U.S. Supreme Court Peugh v. Davis, 113 U.S. 542 (1885)
Peugh v. Davis
Argued January 27, 1885
Decided March 2, 1885
113 U.S. 542
APPEAL FROM THE SUPREME COURT
OF THE DISTRICT OF COLUMBIA
In a suit in equity for redeeming unoccupied and unenclosed city lots from a mortgage, the mortgagee in constructive possession is chargeable only with the amounts actually received by him for use and occupation.
It would be unreasonable to charge him with interest on the loans secured by the mortgage.
Respondent defended against complainant's claim to redeem by setting up that the alleged mortgage was an absolute conveyance. This being decided adversely, held that, in accounting as mortgagee in constructive possession, he was not liable for a temporary speculative rise in the value of the tract, which subsequently declined -- both during the time of such possession.
The facts which make the case are stated in the opinion of the Court.
MR. JUSTICE MILLER delivered the opinion of the Court.
This case was before us at the October term, 1877, and the question then was whether certain instruments of writing, made by Peugh to Davis constituted an absolute conveyance of lots in the District of Columbia or were in the nature of a mortgage security for loan of money. The court was of opinion that, on all the facts of the case, the latter was the true construction of the transaction between the parties.
The court below was directed to permit the plaintiff Peugh to redeem the property by the payment of the loan, with interest at six percent per annum, and, as it appeared that the defendant had taken possession of the property, it was said in the opinion that he
"should be charged with a reasonable sum for the use and occupation of the premises from the time he took possession in 1865, and allowed for the taxes paid and other necessary expenses incurred by him."
Peugh v. Davis, 96 U. S. 332 .
Upon the return of the case to the Supreme Court of the District of Columbia, it was referred to an auditor to ascertain the sum necessary to redeem on that basis.
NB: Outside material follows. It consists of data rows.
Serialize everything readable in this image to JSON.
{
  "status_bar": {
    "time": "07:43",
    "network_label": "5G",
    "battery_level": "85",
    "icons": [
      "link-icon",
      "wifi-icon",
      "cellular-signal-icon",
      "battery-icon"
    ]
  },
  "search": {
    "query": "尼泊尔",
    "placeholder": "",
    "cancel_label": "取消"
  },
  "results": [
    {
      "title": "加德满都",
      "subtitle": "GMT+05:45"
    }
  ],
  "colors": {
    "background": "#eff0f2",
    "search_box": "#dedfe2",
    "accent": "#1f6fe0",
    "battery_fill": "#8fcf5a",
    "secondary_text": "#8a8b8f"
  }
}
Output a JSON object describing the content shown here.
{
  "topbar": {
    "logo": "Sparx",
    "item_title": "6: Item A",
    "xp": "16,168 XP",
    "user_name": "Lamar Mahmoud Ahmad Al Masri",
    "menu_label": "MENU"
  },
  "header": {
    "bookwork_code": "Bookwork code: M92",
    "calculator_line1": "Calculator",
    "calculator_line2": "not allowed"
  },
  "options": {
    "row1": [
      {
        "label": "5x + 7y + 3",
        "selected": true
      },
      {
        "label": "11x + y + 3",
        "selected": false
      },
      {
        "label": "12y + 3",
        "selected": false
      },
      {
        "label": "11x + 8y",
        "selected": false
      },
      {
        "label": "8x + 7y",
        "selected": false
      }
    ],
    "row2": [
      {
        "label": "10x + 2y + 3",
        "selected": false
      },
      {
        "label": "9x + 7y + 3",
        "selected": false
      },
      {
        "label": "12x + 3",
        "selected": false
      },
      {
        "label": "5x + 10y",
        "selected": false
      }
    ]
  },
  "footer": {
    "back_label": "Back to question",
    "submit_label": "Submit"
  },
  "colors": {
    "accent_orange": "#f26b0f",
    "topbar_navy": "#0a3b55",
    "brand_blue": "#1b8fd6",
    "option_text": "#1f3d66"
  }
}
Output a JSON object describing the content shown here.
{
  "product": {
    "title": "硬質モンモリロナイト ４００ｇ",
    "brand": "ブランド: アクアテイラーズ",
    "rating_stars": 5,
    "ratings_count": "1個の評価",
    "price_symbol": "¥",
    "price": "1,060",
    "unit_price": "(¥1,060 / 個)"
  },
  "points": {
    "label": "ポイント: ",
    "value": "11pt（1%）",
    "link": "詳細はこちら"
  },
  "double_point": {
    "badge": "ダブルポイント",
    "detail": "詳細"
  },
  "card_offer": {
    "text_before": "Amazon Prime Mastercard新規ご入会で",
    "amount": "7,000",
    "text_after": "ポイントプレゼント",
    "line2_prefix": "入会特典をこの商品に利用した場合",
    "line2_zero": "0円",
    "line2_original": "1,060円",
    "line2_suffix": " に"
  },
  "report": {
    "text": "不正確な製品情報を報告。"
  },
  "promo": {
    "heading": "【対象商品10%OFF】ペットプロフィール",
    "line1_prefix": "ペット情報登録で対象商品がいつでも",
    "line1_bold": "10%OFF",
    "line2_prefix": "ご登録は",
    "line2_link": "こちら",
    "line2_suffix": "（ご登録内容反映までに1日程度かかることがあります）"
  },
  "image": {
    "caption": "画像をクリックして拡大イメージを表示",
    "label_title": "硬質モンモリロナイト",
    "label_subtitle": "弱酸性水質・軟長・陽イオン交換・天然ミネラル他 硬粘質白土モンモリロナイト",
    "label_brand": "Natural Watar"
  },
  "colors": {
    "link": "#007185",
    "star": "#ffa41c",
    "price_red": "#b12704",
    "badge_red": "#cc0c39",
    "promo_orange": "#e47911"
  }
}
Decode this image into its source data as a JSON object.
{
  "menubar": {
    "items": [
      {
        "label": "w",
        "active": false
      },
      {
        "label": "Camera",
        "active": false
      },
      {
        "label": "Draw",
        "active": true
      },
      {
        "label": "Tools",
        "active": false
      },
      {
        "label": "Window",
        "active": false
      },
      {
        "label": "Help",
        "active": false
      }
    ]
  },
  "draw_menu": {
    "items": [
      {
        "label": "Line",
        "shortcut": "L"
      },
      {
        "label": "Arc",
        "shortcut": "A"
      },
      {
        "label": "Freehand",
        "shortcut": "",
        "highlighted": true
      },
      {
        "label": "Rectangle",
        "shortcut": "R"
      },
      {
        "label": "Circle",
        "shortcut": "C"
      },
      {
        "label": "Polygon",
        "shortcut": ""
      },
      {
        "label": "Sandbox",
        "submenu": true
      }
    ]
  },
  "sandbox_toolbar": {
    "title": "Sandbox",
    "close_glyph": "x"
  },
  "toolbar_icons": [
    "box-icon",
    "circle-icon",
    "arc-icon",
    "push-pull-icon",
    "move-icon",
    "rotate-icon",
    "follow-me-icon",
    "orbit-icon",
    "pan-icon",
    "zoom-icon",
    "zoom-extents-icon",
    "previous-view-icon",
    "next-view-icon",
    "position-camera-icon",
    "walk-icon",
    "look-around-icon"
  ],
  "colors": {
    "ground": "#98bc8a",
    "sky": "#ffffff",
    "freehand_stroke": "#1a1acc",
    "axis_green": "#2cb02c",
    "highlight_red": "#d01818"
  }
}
Two reports were made, neither of which were entirely acceptable to the parties or to the court, which finally, by a decree in general term, allowed nothing for use and occupation by defendant, but did make an allowance for a sum received from the United States for its use, after deducting from this latter sum the amount paid to an agent for its collection.
The appellant assigns for error that no allowance was made him for the use and occupation by defendant.
The reply to this is that he never used and occupied it or
received any rents except the amount for which he is charged as received from the government.
The lots were open, unenclosed, with no buildings on them, and no actual possession or use of them was had by the defendant. His possession was merely constructive under his interpretation of the contract, that the land was his own. The witnesses say it was worth nothing in its actual condition, and no evidence is given to the contrary.
It is urged that a sum equal to the interest on the money borrowed by Peugh should be allowed as rent, or for occupation, from the time Davis asserted his ownership and possession. We can see no reason for this, and it would have been in conflict with the instruction contained in the opinion of this Court that he "should be charged a reasonable sum for the use and occupation." If this was worth nothing, that was the end of that matter.
It is said that during the period in question, the land rapidly rose in value and afterwards declined; that Peugh could have sold it, and probably was offered a sum for it which would have left him a large profit, and that he ought in this transaction to set off this loss against the amount he must pay to redeem.
This is not allowance for use and occupation. It is damages for a tort. It cannot be recovered in this suit, if it could be recovered in any.
The short answer to all this is that Mr. Peugh owed the money he had borrowed from Davis. What he is now claiming in the original suit is the right to pay the money and have a reconveyance of the land. Nothing hindered during all this time that he should pay this money, and if, as he alleges, Davis denied his right to do so, then he should have made a regular and lawful tender of the amount due.
If he had done so, the interest would have ceased to run against him, and the amount that he is now required to pay would have been diminished by more than one-half
A lame attempt is made to show that he did make this tender. Some evidence is offered that he told Davis that he was ready to account with him and pay what was due, and that he had the money with him.
But in order to make a tender that would have caused the interest to cease, he should have ascertained for himself the sum due, or have fixed upon a sum which was sufficient and then made a formal tender by counting out or offering that sum to Davis distinctly and directly as a tender.
The fact that he did not do this is the answer to all that he now claims in this Court. He has been permitted to redeem. His own assertion of that right has been allowed him; but if he ever had this money and was ready and willing to pay it, he did not do so. He did not produce or show it. He did not fix the amount he was ready to pay, but he took the money away with him, and used it himself, and there is no hardship in requiring him to pay six percent interest on it if he wishes to redeem the lots.
The decree of the Supreme Court of the district is